Starting at the first line and ending at the last, reproduce the records below exactly.
Start of Dataset records
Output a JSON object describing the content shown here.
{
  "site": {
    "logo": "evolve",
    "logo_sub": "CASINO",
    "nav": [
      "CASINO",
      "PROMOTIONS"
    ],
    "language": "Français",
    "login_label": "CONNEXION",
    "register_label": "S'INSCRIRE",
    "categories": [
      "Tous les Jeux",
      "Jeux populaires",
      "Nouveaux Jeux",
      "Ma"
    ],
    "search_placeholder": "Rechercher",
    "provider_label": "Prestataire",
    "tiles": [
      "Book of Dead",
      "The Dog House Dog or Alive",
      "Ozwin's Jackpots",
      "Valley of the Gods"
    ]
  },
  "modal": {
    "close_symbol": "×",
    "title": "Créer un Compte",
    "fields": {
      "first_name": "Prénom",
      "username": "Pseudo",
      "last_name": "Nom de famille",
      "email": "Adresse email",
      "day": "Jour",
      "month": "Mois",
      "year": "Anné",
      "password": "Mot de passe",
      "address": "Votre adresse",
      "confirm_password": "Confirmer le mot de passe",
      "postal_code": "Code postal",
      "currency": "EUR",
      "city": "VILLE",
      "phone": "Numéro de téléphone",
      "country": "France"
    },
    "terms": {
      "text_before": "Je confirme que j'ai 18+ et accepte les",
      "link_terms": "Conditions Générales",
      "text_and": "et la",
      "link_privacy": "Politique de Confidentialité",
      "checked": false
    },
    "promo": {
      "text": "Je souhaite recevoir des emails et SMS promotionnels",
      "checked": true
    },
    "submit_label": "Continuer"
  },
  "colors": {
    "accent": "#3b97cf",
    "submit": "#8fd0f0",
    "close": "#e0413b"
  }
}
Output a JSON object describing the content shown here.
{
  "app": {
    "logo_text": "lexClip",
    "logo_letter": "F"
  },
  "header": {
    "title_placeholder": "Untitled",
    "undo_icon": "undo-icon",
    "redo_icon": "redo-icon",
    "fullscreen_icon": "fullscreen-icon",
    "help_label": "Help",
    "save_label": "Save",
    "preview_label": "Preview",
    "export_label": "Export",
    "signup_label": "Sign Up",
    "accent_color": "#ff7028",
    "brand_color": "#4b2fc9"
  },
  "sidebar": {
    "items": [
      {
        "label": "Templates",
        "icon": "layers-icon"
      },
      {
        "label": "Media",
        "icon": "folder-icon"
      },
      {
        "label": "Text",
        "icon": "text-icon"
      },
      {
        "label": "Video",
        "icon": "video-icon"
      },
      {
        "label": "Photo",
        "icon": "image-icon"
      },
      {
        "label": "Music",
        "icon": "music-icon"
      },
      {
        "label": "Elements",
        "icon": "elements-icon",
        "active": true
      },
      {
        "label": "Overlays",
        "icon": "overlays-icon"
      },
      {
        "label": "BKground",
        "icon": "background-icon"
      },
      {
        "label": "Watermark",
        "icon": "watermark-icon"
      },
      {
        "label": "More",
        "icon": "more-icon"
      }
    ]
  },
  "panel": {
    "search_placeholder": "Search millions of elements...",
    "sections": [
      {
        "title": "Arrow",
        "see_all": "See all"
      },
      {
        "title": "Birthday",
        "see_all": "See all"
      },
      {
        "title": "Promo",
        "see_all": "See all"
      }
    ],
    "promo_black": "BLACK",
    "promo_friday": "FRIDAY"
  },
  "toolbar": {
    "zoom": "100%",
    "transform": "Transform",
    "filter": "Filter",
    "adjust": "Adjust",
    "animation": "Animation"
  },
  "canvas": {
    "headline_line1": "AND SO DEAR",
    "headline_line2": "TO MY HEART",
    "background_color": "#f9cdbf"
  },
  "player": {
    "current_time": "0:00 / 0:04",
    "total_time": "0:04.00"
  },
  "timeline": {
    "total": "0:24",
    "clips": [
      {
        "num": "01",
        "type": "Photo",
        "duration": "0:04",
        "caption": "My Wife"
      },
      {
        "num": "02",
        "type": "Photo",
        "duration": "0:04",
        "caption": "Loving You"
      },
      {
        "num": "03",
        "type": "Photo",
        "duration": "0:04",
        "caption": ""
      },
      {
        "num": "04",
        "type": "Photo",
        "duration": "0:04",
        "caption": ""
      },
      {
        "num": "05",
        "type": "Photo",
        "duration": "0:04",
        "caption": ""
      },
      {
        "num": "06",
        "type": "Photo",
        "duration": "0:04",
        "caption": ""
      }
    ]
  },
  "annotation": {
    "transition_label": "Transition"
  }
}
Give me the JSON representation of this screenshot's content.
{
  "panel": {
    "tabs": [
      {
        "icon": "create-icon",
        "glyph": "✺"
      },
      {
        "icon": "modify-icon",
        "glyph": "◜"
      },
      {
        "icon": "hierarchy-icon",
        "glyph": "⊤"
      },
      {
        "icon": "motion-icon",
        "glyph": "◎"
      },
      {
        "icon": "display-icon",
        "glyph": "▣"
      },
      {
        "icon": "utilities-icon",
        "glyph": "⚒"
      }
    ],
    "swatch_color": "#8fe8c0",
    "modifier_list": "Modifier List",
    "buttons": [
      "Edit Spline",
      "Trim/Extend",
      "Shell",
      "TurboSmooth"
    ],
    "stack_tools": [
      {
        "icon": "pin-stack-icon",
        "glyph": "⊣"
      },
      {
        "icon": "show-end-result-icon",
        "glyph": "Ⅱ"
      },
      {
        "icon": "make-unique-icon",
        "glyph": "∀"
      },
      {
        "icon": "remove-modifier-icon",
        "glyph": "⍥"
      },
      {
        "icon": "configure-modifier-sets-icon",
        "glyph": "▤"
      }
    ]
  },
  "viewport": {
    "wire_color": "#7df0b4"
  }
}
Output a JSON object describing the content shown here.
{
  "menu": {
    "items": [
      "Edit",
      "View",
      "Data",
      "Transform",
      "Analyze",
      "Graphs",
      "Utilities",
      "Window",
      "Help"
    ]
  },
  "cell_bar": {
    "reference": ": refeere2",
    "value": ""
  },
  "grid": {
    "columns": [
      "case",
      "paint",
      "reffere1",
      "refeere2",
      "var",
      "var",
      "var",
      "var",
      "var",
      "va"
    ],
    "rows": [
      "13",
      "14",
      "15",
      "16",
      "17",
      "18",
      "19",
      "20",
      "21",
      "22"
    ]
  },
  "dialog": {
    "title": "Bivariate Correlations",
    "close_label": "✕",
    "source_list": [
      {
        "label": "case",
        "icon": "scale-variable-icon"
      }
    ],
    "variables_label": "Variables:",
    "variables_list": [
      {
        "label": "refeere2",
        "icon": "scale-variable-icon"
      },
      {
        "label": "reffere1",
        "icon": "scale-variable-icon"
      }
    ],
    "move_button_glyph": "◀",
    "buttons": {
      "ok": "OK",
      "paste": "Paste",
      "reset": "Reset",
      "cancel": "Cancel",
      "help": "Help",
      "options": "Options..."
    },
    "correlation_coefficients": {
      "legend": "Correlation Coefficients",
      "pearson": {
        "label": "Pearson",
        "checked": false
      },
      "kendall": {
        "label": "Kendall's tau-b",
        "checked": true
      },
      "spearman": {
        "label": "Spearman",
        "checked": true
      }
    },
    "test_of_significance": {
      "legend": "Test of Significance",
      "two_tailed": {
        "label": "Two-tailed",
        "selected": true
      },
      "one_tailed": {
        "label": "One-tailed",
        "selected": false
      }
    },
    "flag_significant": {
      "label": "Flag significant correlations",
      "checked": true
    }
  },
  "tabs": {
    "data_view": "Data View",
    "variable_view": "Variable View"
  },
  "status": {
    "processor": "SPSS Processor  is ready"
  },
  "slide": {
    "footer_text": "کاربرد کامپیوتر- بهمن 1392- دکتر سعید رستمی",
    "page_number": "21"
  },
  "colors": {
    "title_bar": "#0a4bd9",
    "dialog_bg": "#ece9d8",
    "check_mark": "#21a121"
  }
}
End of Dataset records
▶ **Task result**
Output a JSON object describing the content shown here.
{
  "site": {
    "logo": "evolve",
    "logo_sub": "CASINO",
    "nav": [
      "CASINO",
      "PROMOTIONS"
    ],
    "language": "Français",
    "login_label": "CONNEXION",
    "register_label": "S'INSCRIRE",
    "categories": [
      "Tous les Jeux",
      "Jeux populaires",
      "Nouveaux Jeux",
      "Ma"
    ],
    "search_placeholder": "Rechercher",
    "provider_label": "Prestataire",
    "tiles": [
      "Book of Dead",
      "The Dog House Dog or Alive",
      "Ozwin's Jackpots",
      "Valley of the Gods"
    ]
  },
  "modal": {
    "close_symbol": "×",
    "title": "Créer un Compte",
    "fields": {
      "first_name": "Prénom",
      "username": "Pseudo",
      "last_name": "Nom de famille",
      "email": "Adresse email",
      "day": "Jour",
      "month": "Mois",
      "year": "Anné",
      "password": "Mot de passe",
      "address": "Votre adresse",
      "confirm_password": "Confirmer le mot de passe",
      "postal_code": "Code postal",
      "currency": "EUR",
      "city": "VILLE",
      "phone": "Numéro de téléphone",
      "country": "France"
    },
    "terms": {
      "text_before": "Je confirme que j'ai 18+ et accepte les",
      "link_terms": "Conditions Générales",
      "text_and": "et la",
      "link_privacy": "Politique de Confidentialité",
      "checked": false
    },
    "promo": {
      "text": "Je souhaite recevoir des emails et SMS promotionnels",
      "checked": true
    },
    "submit_label": "Continuer"
  },
  "colors": {
    "accent": "#3b97cf",
    "submit": "#8fd0f0",
    "close": "#e0413b"
  }
}
Output a JSON object describing the content shown here.
{
  "app": {
    "logo_text": "lexClip",
    "logo_letter": "F"
  },
  "header": {
    "title_placeholder": "Untitled",
    "undo_icon": "undo-icon",
    "redo_icon": "redo-icon",
    "fullscreen_icon": "fullscreen-icon",
    "help_label": "Help",
    "save_label": "Save",
    "preview_label": "Preview",
    "export_label": "Export",
    "signup_label": "Sign Up",
    "accent_color": "#ff7028",
    "brand_color": "#4b2fc9"
  },
  "sidebar": {
    "items": [
      {
        "label": "Templates",
        "icon": "layers-icon"
      },
      {
        "label": "Media",
        "icon": "folder-icon"
      },
      {
        "label": "Text",
        "icon": "text-icon"
      },
      {
        "label": "Video",
        "icon": "video-icon"
      },
      {
        "label": "Photo",
        "icon": "image-icon"
      },
      {
        "label": "Music",
        "icon": "music-icon"
      },
      {
        "label": "Elements",
        "icon": "elements-icon",
        "active": true
      },
      {
        "label": "Overlays",
        "icon": "overlays-icon"
      },
      {
        "label": "BKground",
        "icon": "background-icon"
      },
      {
        "label": "Watermark",
        "icon": "watermark-icon"
      },
      {
        "label": "More",
        "icon": "more-icon"
      }
    ]
  },
  "panel": {
    "search_placeholder": "Search millions of elements...",
    "sections": [
      {
        "title": "Arrow",
        "see_all": "See all"
      },
      {
        "title": "Birthday",
        "see_all": "See all"
      },
      {
        "title": "Promo",
        "see_all": "See all"
      }
    ],
    "promo_black": "BLACK",
    "promo_friday": "FRIDAY"
  },
  "toolbar": {
    "zoom": "100%",
    "transform": "Transform",
    "filter": "Filter",
    "adjust": "Adjust",
    "animation": "Animation"
  },
  "canvas": {
    "headline_line1": "AND SO DEAR",
    "headline_line2": "TO MY HEART",
    "background_color": "#f9cdbf"
  },
  "player": {
    "current_time": "0:00 / 0:04",
    "total_time": "0:04.00"
  },
  "timeline": {
    "total": "0:24",
    "clips": [
      {
        "num": "01",
        "type": "Photo",
        "duration": "0:04",
        "caption": "My Wife"
      },
      {
        "num": "02",
        "type": "Photo",
        "duration": "0:04",
        "caption": "Loving You"
      },
      {
        "num": "03",
        "type": "Photo",
        "duration": "0:04",
        "caption": ""
      },
      {
        "num": "04",
        "type": "Photo",
        "duration": "0:04",
        "caption": ""
      },
      {
        "num": "05",
        "type": "Photo",
        "duration": "0:04",
        "caption": ""
      },
      {
        "num": "06",
        "type": "Photo",
        "duration": "0:04",
        "caption": ""
      }
    ]
  },
  "annotation": {
    "transition_label": "Transition"
  }
}
Give me the JSON representation of this screenshot's content.
{
  "panel": {
    "tabs": [
      {
        "icon": "create-icon",
        "glyph": "✺"
      },
      {
        "icon": "modify-icon",
        "glyph": "◜"
      },
      {
        "icon": "hierarchy-icon",
        "glyph": "⊤"
      },
      {
        "icon": "motion-icon",
        "glyph": "◎"
      },
      {
        "icon": "display-icon",
        "glyph": "▣"
      },
      {
        "icon": "utilities-icon",
        "glyph": "⚒"
      }
    ],
    "swatch_color": "#8fe8c0",
    "modifier_list": "Modifier List",
    "buttons": [
      "Edit Spline",
      "Trim/Extend",
      "Shell",
      "TurboSmooth"
    ],
    "stack_tools": [
      {
        "icon": "pin-stack-icon",
        "glyph": "⊣"
      },
      {
        "icon": "show-end-result-icon",
        "glyph": "Ⅱ"
      },
      {
        "icon": "make-unique-icon",
        "glyph": "∀"
      },
      {
        "icon": "remove-modifier-icon",
        "glyph": "⍥"
      },
      {
        "icon": "configure-modifier-sets-icon",
        "glyph": "▤"
      }
    ]
  },
  "viewport": {
    "wire_color": "#7df0b4"
  }
}
Output a JSON object describing the content shown here.
{
  "menu": {
    "items": [
      "Edit",
      "View",
      "Data",
      "Transform",
      "Analyze",
      "Graphs",
      "Utilities",
      "Window",
      "Help"
    ]
  },
  "cell_bar": {
    "reference": ": refeere2",
    "value": ""
  },
  "grid": {
    "columns": [
      "case",
      "paint",
      "reffere1",
      "refeere2",
      "var",
      "var",
      "var",
      "var",
      "var",
      "va"
    ],
    "rows": [
      "13",
      "14",
      "15",
      "16",
      "17",
      "18",
      "19",
      "20",
      "21",
      "22"
    ]
  },
  "dialog": {
    "title": "Bivariate Correlations",
    "close_label": "✕",
    "source_list": [
      {
        "label": "case",
        "icon": "scale-variable-icon"
      }
    ],
    "variables_label": "Variables:",
    "variables_list": [
      {
        "label": "refeere2",
        "icon": "scale-variable-icon"
      },
      {
        "label": "reffere1",
        "icon": "scale-variable-icon"
      }
    ],
    "move_button_glyph": "◀",
    "buttons": {
      "ok": "OK",
      "paste": "Paste",
      "reset": "Reset",
      "cancel": "Cancel",
      "help": "Help",
      "options": "Options..."
    },
    "correlation_coefficients": {
      "legend": "Correlation Coefficients",
      "pearson": {
        "label": "Pearson",
        "checked": false
      },
      "kendall": {
        "label": "Kendall's tau-b",
        "checked": true
      },
      "spearman": {
        "label": "Spearman",
        "checked": true
      }
    },
    "test_of_significance": {
      "legend": "Test of Significance",
      "two_tailed": {
        "label": "Two-tailed",
        "selected": true
      },
      "one_tailed": {
        "label": "One-tailed",
        "selected": false
      }
    },
    "flag_significant": {
      "label": "Flag significant correlations",
      "checked": true
    }
  },
  "tabs": {
    "data_view": "Data View",
    "variable_view": "Variable View"
  },
  "status": {
    "processor": "SPSS Processor  is ready"
  },
  "slide": {
    "footer_text": "کاربرد کامپیوتر- بهمن 1392- دکتر سعید رستمی",
    "page_number": "21"
  },
  "colors": {
    "title_bar": "#0a4bd9",
    "dialog_bg": "#ece9d8",
    "check_mark": "#21a121"
  }
}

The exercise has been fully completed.